• WORK ORDER: Give every line from the entries that contains "JSON".
━━━━━ PROVIDED DATA ━━━━━
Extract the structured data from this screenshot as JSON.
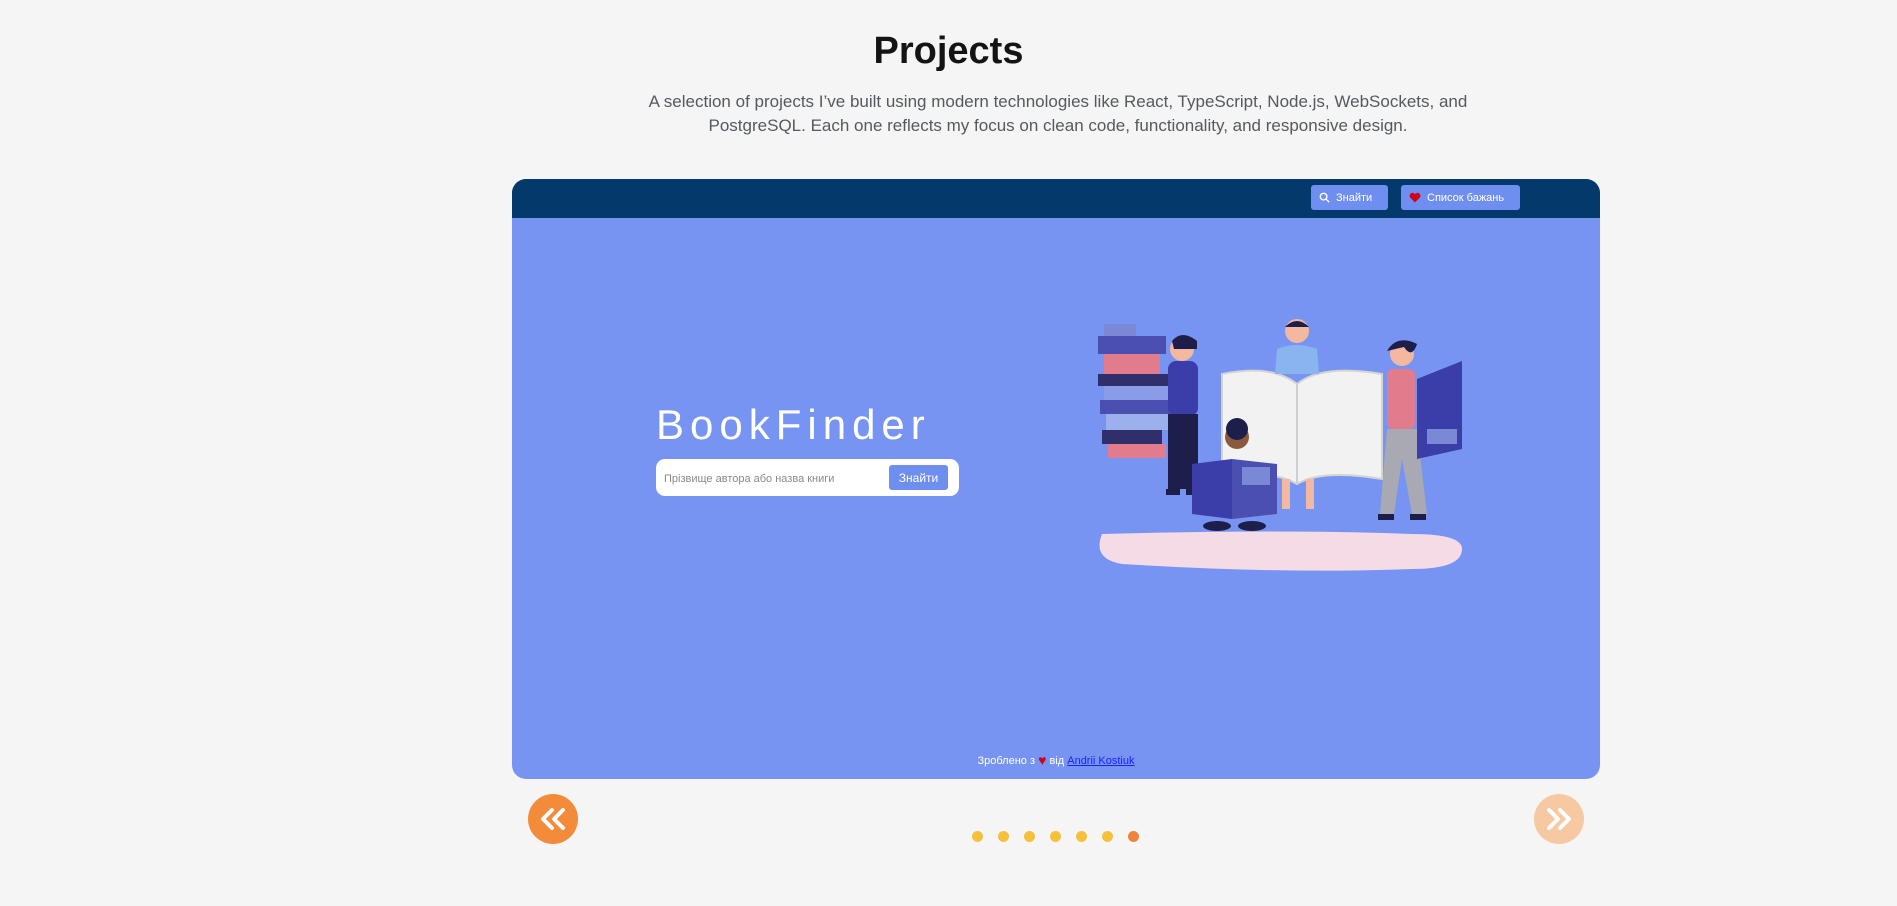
{
  "header": {
    "title": "Projects",
    "subtitle": "A selection of projects I’ve built using modern technologies like React, TypeScript, Node.js, WebSockets, and PostgreSQL. Each one reflects my focus on clean code, functionality, and responsive design."
  },
  "slide": {
    "nav": {
      "search_label": "Знайти",
      "wishlist_label": "Список бажань"
    },
    "brand": "BookFinder",
    "search": {
      "placeholder": "Прізвище автора або назва книги",
      "button_label": "Знайти"
    },
    "footer": {
      "made_with": "Зроблено з",
      "by": "від",
      "author": "Andrii Kostiuk"
    }
  },
  "carousel": {
    "slide_count": 7,
    "active_index": 6
  },
  "colors": {
    "accent_orange": "#f28c3a",
    "dot_yellow": "#f5c13d",
    "slide_bg": "#7794f2",
    "slide_nav": "#043a6b"
  },
  "icons": {
    "prev": "double-chevron-left-icon",
    "next": "double-chevron-right-icon",
    "search": "search-icon",
    "wishlist": "heart-icon"
  }
}
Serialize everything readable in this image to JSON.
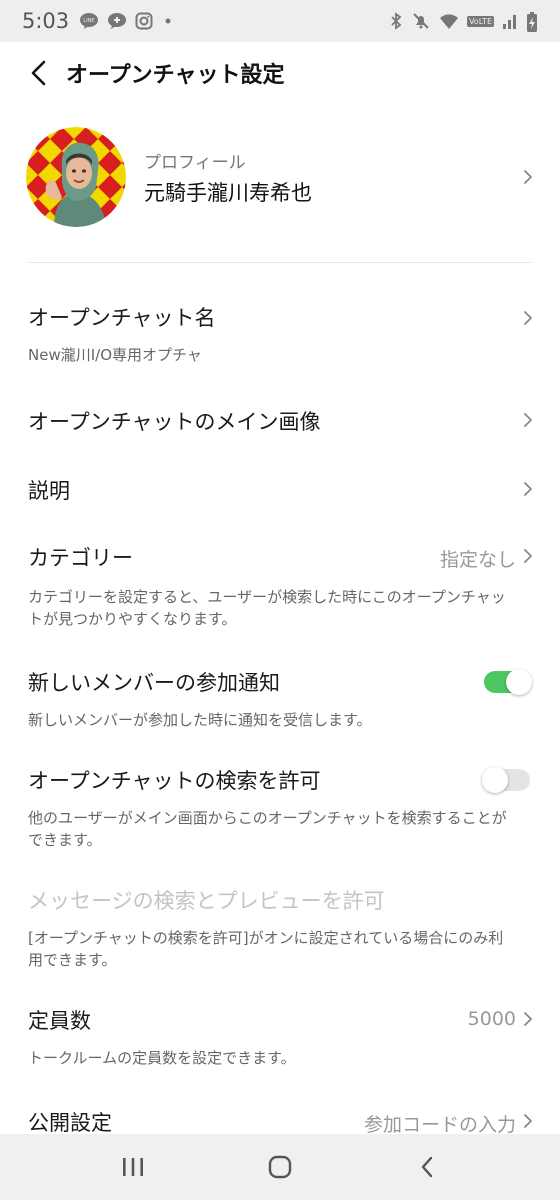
{
  "status_bar": {
    "time": "5:03",
    "left_icons": [
      "line-icon",
      "chat-bubble-icon",
      "instagram-icon",
      "dot-icon"
    ],
    "right_icons": [
      "bluetooth-icon",
      "mute-icon",
      "wifi-icon",
      "volte-icon",
      "signal-icon",
      "battery-charging-icon"
    ],
    "volte_label": "VoLTE"
  },
  "header": {
    "title": "オープンチャット設定",
    "back_icon": "chevron-left-icon"
  },
  "profile": {
    "label": "プロフィール",
    "name": "元騎手瀧川寿希也"
  },
  "settings": {
    "openchat_name": {
      "title": "オープンチャット名",
      "value": "New瀧川I/O専用オプチャ"
    },
    "main_image": {
      "title": "オープンチャットのメイン画像"
    },
    "description": {
      "title": "説明"
    },
    "category": {
      "title": "カテゴリー",
      "value": "指定なし",
      "sub": "カテゴリーを設定すると、ユーザーが検索した時にこのオープンチャットが見つかりやすくなります。"
    },
    "new_member_notify": {
      "title": "新しいメンバーの参加通知",
      "sub": "新しいメンバーが参加した時に通知を受信します。",
      "enabled": true
    },
    "allow_search": {
      "title": "オープンチャットの検索を許可",
      "sub": "他のユーザーがメイン画面からこのオープンチャットを検索することができます。",
      "enabled": false
    },
    "message_search": {
      "title": "メッセージの検索とプレビューを許可",
      "sub": "[オープンチャットの検索を許可]がオンに設定されている場合にのみ利用できます。"
    },
    "capacity": {
      "title": "定員数",
      "value": "5000",
      "sub": "トークルームの定員数を設定できます。"
    },
    "visibility": {
      "title": "公開設定",
      "value": "参加コードの入力"
    }
  },
  "nav_bar": {
    "icons": [
      "recent-apps-icon",
      "home-icon",
      "back-icon"
    ]
  },
  "colors": {
    "toggle_on": "#4cc764",
    "toggle_off": "#e4e4e4",
    "status_bar_bg": "#eeeeee"
  }
}
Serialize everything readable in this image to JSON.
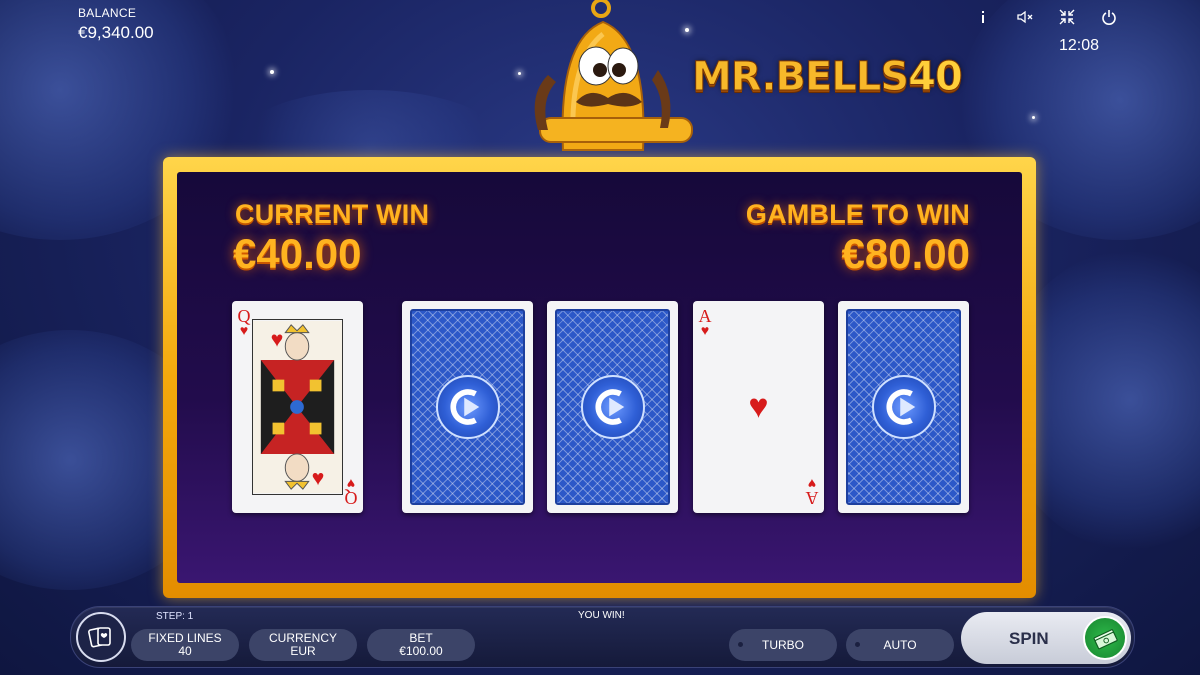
{
  "balance": {
    "label": "BALANCE",
    "value": "€9,340.00"
  },
  "clock": "12:08",
  "hud_icons": [
    "info-icon",
    "sound-muted-icon",
    "fullscreen-exit-icon",
    "power-icon"
  ],
  "logo": {
    "text": "MR.BELLS",
    "number": "40"
  },
  "gamble": {
    "current_win_label": "CURRENT WIN",
    "current_win_value": "€40.00",
    "gamble_to_win_label": "GAMBLE TO WIN",
    "gamble_to_win_value": "€80.00"
  },
  "cards": [
    {
      "state": "face-up",
      "rank": "Q",
      "suit": "♥",
      "role": "dealer"
    },
    {
      "state": "face-down"
    },
    {
      "state": "face-down"
    },
    {
      "state": "face-up",
      "rank": "A",
      "suit": "♥",
      "role": "picked"
    },
    {
      "state": "face-down"
    }
  ],
  "bottom": {
    "step": "STEP: 1",
    "message": "YOU WIN!",
    "fixed_lines_label": "FIXED LINES",
    "fixed_lines_value": "40",
    "currency_label": "CURRENCY",
    "currency_value": "EUR",
    "bet_label": "BET",
    "bet_value": "€100.00",
    "turbo_label": "TURBO",
    "auto_label": "AUTO",
    "spin_label": "SPIN"
  },
  "colors": {
    "gold_frame": "#f4a80c",
    "win_text": "#ffb320",
    "card_back": "#2c58c8",
    "spin_green": "#2eb94a"
  }
}
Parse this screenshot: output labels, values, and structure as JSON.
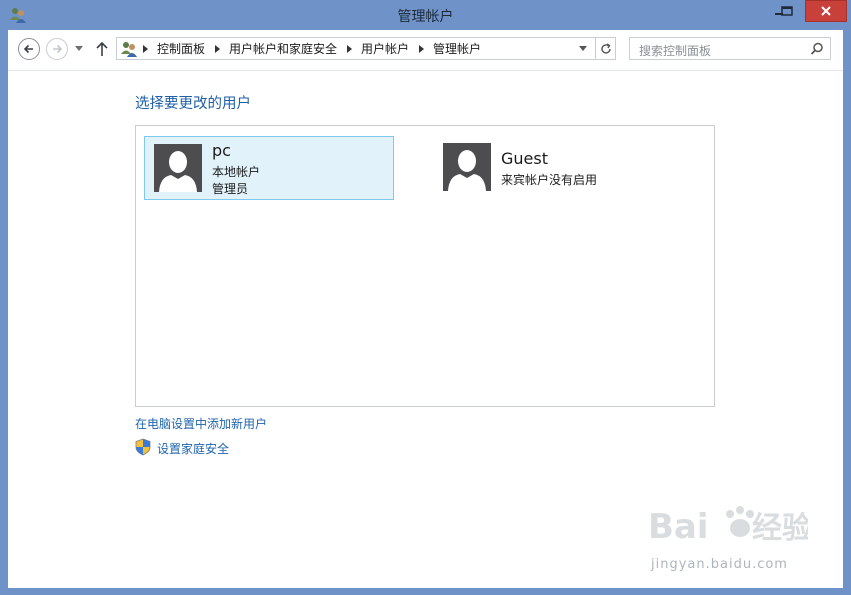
{
  "window": {
    "title": "管理帐户"
  },
  "nav": {
    "breadcrumbs": [
      "控制面板",
      "用户帐户和家庭安全",
      "用户帐户",
      "管理帐户"
    ],
    "search_placeholder": "搜索控制面板"
  },
  "main": {
    "heading": "选择要更改的用户",
    "accounts": [
      {
        "name": "pc",
        "details": [
          "本地帐户",
          "管理员"
        ],
        "selected": true
      },
      {
        "name": "Guest",
        "details": [
          "来宾帐户没有启用"
        ],
        "selected": false
      }
    ],
    "links": {
      "add_user": "在电脑设置中添加新用户",
      "family_safety": "设置家庭安全"
    }
  },
  "watermark": {
    "brand": "Bai du 经验",
    "url": "jingyan.baidu.com"
  },
  "colors": {
    "titlebar": "#6f93c9",
    "close_button": "#c7403a",
    "link": "#1f64ad",
    "heading": "#1f5fa8",
    "selected_tile": "#e1f2fb",
    "selected_border": "#7ec9ee",
    "avatar_bg": "#4d4d4f"
  }
}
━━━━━
• WRITTEN ANSWER:
Extract the structured data from this screenshot as JSON.
Serialize everything readable in this image to JSON.
Serialize everything readable in this image to JSON.
Parse this screenshot: output labels, values, and structure as JSON.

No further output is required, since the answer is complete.